→ Your goal
Repeat all of the records verbatim.

[Stored items]
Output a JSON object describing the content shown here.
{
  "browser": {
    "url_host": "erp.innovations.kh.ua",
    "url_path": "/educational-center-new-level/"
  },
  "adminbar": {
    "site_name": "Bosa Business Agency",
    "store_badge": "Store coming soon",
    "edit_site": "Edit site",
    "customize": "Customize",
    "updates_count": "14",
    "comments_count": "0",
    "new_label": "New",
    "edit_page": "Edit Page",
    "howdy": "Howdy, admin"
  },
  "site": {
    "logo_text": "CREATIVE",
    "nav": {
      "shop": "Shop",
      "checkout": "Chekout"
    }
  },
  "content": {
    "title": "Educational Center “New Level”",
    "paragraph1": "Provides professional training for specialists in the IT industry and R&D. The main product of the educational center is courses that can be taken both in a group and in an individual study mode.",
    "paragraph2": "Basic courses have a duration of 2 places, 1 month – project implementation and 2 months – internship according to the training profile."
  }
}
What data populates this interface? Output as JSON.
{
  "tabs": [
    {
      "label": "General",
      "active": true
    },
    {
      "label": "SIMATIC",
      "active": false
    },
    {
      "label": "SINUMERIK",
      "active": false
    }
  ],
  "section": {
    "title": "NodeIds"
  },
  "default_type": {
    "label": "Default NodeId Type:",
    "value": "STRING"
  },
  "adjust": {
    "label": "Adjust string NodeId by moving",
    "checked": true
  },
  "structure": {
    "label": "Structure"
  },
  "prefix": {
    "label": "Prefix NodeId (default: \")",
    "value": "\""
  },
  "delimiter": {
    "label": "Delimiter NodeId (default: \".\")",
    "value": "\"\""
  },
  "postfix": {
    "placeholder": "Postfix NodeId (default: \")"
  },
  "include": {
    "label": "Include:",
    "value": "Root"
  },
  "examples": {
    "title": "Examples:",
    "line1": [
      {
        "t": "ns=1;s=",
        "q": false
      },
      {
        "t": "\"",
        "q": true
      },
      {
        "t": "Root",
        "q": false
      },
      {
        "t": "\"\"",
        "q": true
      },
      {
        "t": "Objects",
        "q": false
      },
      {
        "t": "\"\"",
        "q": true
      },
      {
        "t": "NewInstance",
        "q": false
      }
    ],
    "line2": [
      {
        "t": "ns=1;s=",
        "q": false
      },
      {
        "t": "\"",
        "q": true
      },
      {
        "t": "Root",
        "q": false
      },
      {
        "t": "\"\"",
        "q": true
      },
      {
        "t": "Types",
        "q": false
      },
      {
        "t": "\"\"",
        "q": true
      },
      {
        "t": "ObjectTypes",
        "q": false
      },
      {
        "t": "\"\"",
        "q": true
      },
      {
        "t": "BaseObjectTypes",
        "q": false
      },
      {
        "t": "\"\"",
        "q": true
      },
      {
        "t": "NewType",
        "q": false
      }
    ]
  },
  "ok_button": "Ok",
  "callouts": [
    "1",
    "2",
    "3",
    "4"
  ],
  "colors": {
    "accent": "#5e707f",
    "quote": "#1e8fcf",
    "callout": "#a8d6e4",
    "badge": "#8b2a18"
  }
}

→ Written solution
Output a JSON object describing the content shown here.
{
  "browser": {
    "url_host": "erp.innovations.kh.ua",
    "url_path": "/educational-center-new-level/"
  },
  "adminbar": {
    "site_name": "Bosa Business Agency",
    "store_badge": "Store coming soon",
    "edit_site": "Edit site",
    "customize": "Customize",
    "updates_count": "14",
    "comments_count": "0",
    "new_label": "New",
    "edit_page": "Edit Page",
    "howdy": "Howdy, admin"
  },
  "site": {
    "logo_text": "CREATIVE",
    "nav": {
      "shop": "Shop",
      "checkout": "Chekout"
    }
  },
  "content": {
    "title": "Educational Center “New Level”",
    "paragraph1": "Provides professional training for specialists in the IT industry and R&D. The main product of the educational center is courses that can be taken both in a group and in an individual study mode.",
    "paragraph2": "Basic courses have a duration of 2 places, 1 month – project implementation and 2 months – internship according to the training profile."
  }
}
What data populates this interface? Output as JSON.
{
  "tabs": [
    {
      "label": "General",
      "active": true
    },
    {
      "label": "SIMATIC",
      "active": false
    },
    {
      "label": "SINUMERIK",
      "active": false
    }
  ],
  "section": {
    "title": "NodeIds"
  },
  "default_type": {
    "label": "Default NodeId Type:",
    "value": "STRING"
  },
  "adjust": {
    "label": "Adjust string NodeId by moving",
    "checked": true
  },
  "structure": {
    "label": "Structure"
  },
  "prefix": {
    "label": "Prefix NodeId (default: \")",
    "value": "\""
  },
  "delimiter": {
    "label": "Delimiter NodeId (default: \".\")",
    "value": "\"\""
  },
  "postfix": {
    "placeholder": "Postfix NodeId (default: \")"
  },
  "include": {
    "label": "Include:",
    "value": "Root"
  },
  "examples": {
    "title": "Examples:",
    "line1": [
      {
        "t": "ns=1;s=",
        "q": false
      },
      {
        "t": "\"",
        "q": true
      },
      {
        "t": "Root",
        "q": false
      },
      {
        "t": "\"\"",
        "q": true
      },
      {
        "t": "Objects",
        "q": false
      },
      {
        "t": "\"\"",
        "q": true
      },
      {
        "t": "NewInstance",
        "q": false
      }
    ],
    "line2": [
      {
        "t": "ns=1;s=",
        "q": false
      },
      {
        "t": "\"",
        "q": true
      },
      {
        "t": "Root",
        "q": false
      },
      {
        "t": "\"\"",
        "q": true
      },
      {
        "t": "Types",
        "q": false
      },
      {
        "t": "\"\"",
        "q": true
      },
      {
        "t": "ObjectTypes",
        "q": false
      },
      {
        "t": "\"\"",
        "q": true
      },
      {
        "t": "BaseObjectTypes",
        "q": false
      },
      {
        "t": "\"\"",
        "q": true
      },
      {
        "t": "NewType",
        "q": false
      }
    ]
  },
  "ok_button": "Ok",
  "callouts": [
    "1",
    "2",
    "3",
    "4"
  ],
  "colors": {
    "accent": "#5e707f",
    "quote": "#1e8fcf",
    "callout": "#a8d6e4",
    "badge": "#8b2a18"
  }
}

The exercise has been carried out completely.